Although most people are aware of the 6 Nazi Death Camps – Auschwitz, Belzec, Chelmno, Majdanek, Sobibor, and Treblinka – meant specifically for mass, factory-like killing, not as many people are aware of the extent of the Nazi ghetto and camp system which funnelled victims into the death camps.
Even scholars are taken aback by the newest numbers. Researchers at the Holocaust Memorial Museum, in Washington, D.C., have over the past decade been cataloging and counting both ghettos and camps. The numbers, presented in late January at an academic conference, are staggering: 42,500. The locations existed where the Nazis did, from Germany itself, to occupied Poland, France, and Russia. The map above shows the Nazi camps.

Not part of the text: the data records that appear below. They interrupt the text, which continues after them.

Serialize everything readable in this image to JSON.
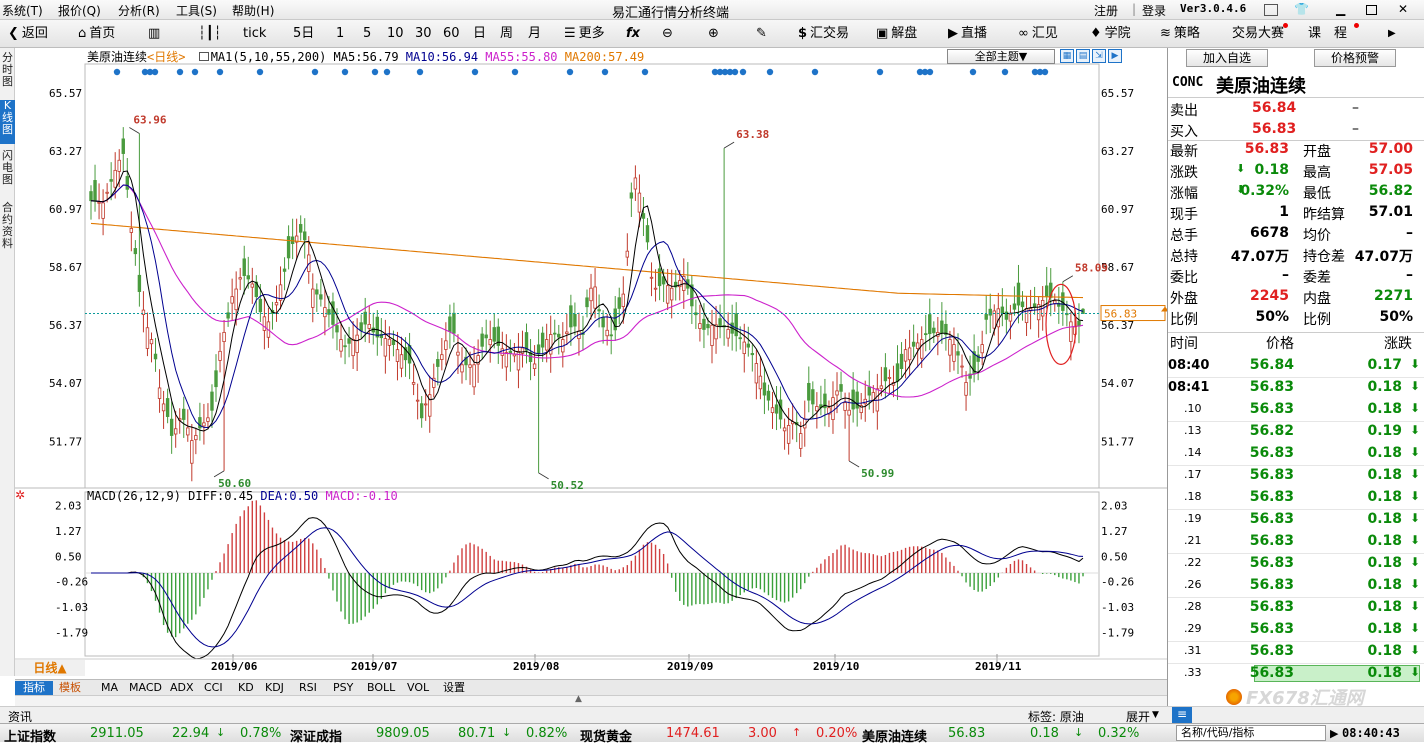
{
  "app": {
    "title": "易汇通行情分析终端",
    "version": "Ver3.0.4.6"
  },
  "menu": [
    "系统(T)",
    "报价(Q)",
    "分析(R)",
    "工具(S)",
    "帮助(H)"
  ],
  "auth": {
    "register": "注册",
    "login": "登录"
  },
  "clock": "08:40:43",
  "toolbar": {
    "back": "返回",
    "home": "首页",
    "tick": "tick",
    "periods": [
      "5日",
      "1",
      "5",
      "10",
      "30",
      "60",
      "日",
      "周",
      "月"
    ],
    "more": "更多",
    "trade": "汇交易",
    "analysis": "解盘",
    "live": "直播",
    "huijian": "汇见",
    "school": "学院",
    "strategy": "策略",
    "contest": "交易大赛",
    "course": "课　程"
  },
  "side_tabs": [
    "分时图",
    "K线图",
    "闪电图",
    "合约资料"
  ],
  "chart": {
    "symbol": "美原油连续",
    "period": "<日线>",
    "ma_header": "MA1(5,10,55,200)",
    "ma5": "MA5:56.79",
    "ma10": "MA10:56.94",
    "ma55": "MA55:55.80",
    "ma200": "MA200:57.49",
    "theme_select": "全部主题▼",
    "price_ticks": [
      "65.57",
      "63.27",
      "60.97",
      "58.67",
      "56.37",
      "54.07",
      "51.77"
    ],
    "current_price_label": "56.83",
    "annotations": [
      "63.96",
      "63.38",
      "58.09",
      "50.60",
      "50.52",
      "50.99"
    ],
    "macd_header": "MACD(26,12,9)",
    "diff": "DIFF:0.45",
    "dea": "DEA:0.50",
    "macd": "MACD:-0.10",
    "macd_ticks": [
      "2.03",
      "1.27",
      "0.50",
      "-0.26",
      "-1.03",
      "-1.79"
    ],
    "months": [
      "2019/06",
      "2019/07",
      "2019/08",
      "2019/09",
      "2019/10",
      "2019/11"
    ],
    "period_label": "日线▲",
    "colors": {
      "up": "#c0392b",
      "down": "#4a9b3e",
      "ma5": "#000000",
      "ma10": "#000090",
      "ma55": "#cc22cc",
      "ma200": "#e07800"
    }
  },
  "chart_data": {
    "type": "candlestick",
    "title": "美原油连续 <日线>",
    "ylim": [
      50.0,
      66.0
    ],
    "x_months": [
      "2019/06",
      "2019/07",
      "2019/08",
      "2019/09",
      "2019/10",
      "2019/11"
    ],
    "marked_high_low": {
      "high_may": 63.96,
      "low_jun": 50.6,
      "low_aug": 50.52,
      "high_sep": 63.38,
      "low_oct": 50.99,
      "high_nov": 58.09
    },
    "last": {
      "price": 56.83,
      "ma5": 56.79,
      "ma10": 56.94,
      "ma55": 55.8,
      "ma200": 57.49
    },
    "macd": {
      "diff": 0.45,
      "dea": 0.5,
      "macd": -0.1,
      "ylim": [
        -2.2,
        2.2
      ]
    }
  },
  "bottom_tabs": [
    "指标",
    "模板",
    "MA",
    "MACD",
    "ADX",
    "CCI",
    "KD",
    "KDJ",
    "RSI",
    "PSY",
    "BOLL",
    "VOL",
    "设置"
  ],
  "panel": {
    "add_watch": "加入自选",
    "price_alert": "价格预警",
    "code": "CONC",
    "name": "美原油连续",
    "sell_label": "卖出",
    "sell": "56.84",
    "sell_dash": "–",
    "buy_label": "买入",
    "buy": "56.83",
    "buy_dash": "–",
    "rows": [
      [
        "最新",
        "56.83",
        "开盘",
        "57.00"
      ],
      [
        "涨跌",
        "0.18",
        "最高",
        "57.05"
      ],
      [
        "涨幅",
        "0.32%",
        "最低",
        "56.82"
      ],
      [
        "现手",
        "1",
        "昨结算",
        "57.01"
      ],
      [
        "总手",
        "6678",
        "均价",
        "–"
      ],
      [
        "总持",
        "47.07万",
        "持仓差",
        "47.07万"
      ],
      [
        "委比",
        "–",
        "委差",
        "–"
      ],
      [
        "外盘",
        "2245",
        "内盘",
        "2271"
      ],
      [
        "比例",
        "50%",
        "比例",
        "50%"
      ]
    ],
    "trade_header": [
      "时间",
      "价格",
      "涨跌"
    ],
    "trades": [
      [
        "08:40",
        "56.84",
        "0.17"
      ],
      [
        "08:41",
        "56.83",
        "0.18"
      ],
      [
        ".10",
        "56.83",
        "0.18"
      ],
      [
        ".13",
        "56.82",
        "0.19"
      ],
      [
        ".14",
        "56.83",
        "0.18"
      ],
      [
        ".17",
        "56.83",
        "0.18"
      ],
      [
        ".18",
        "56.83",
        "0.18"
      ],
      [
        ".19",
        "56.83",
        "0.18"
      ],
      [
        ".21",
        "56.83",
        "0.18"
      ],
      [
        ".22",
        "56.83",
        "0.18"
      ],
      [
        ".26",
        "56.83",
        "0.18"
      ],
      [
        ".28",
        "56.83",
        "0.18"
      ],
      [
        ".29",
        "56.83",
        "0.18"
      ],
      [
        ".31",
        "56.83",
        "0.18"
      ],
      [
        ".33",
        "56.83",
        "0.18"
      ]
    ]
  },
  "info": {
    "zixun": "资讯",
    "tag": "标签: 原油",
    "expand": "展开",
    "collapse": "≡",
    "search_placeholder": "名称/代码/指标"
  },
  "ticker": [
    {
      "name": "上证指数",
      "price": "2911.05",
      "chg": "22.94",
      "pct": "0.78%",
      "dir": "down"
    },
    {
      "name": "深证成指",
      "price": "9809.05",
      "chg": "80.71",
      "pct": "0.82%",
      "dir": "down"
    },
    {
      "name": "现货黄金",
      "price": "1474.61",
      "chg": "3.00",
      "pct": "0.20%",
      "dir": "up"
    },
    {
      "name": "美原油连续",
      "price": "56.83",
      "chg": "0.18",
      "pct": "0.32%",
      "dir": "down"
    }
  ],
  "watermark": "FX678汇通网"
}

The map below shows Nazi ghettos – areas in cities and towns in which the Jews (and other cultures or groups the Nazis included) were forced to live, with scant access to the necessities of life. (Imagine being locked into an area the size of a city block, with no access to food, with thousands of other people and you start to get the idea). The most famous is the Warsaw ghetto in Poland. The map can’t help but leave one aghast at the sheer number; the amount of planning that was involved in the Holocaust is what strikes me. I’m constantly upset whenever people think it was only Hitler that caused the Holocaust; but a system this large and with this much organization shows just how many people knew and were involved.
My source for the research and maps was the New York Times article, ‘The Holocaust Just Got More Shocking’ by Eric Lichtblau, published online March 1st, 2013.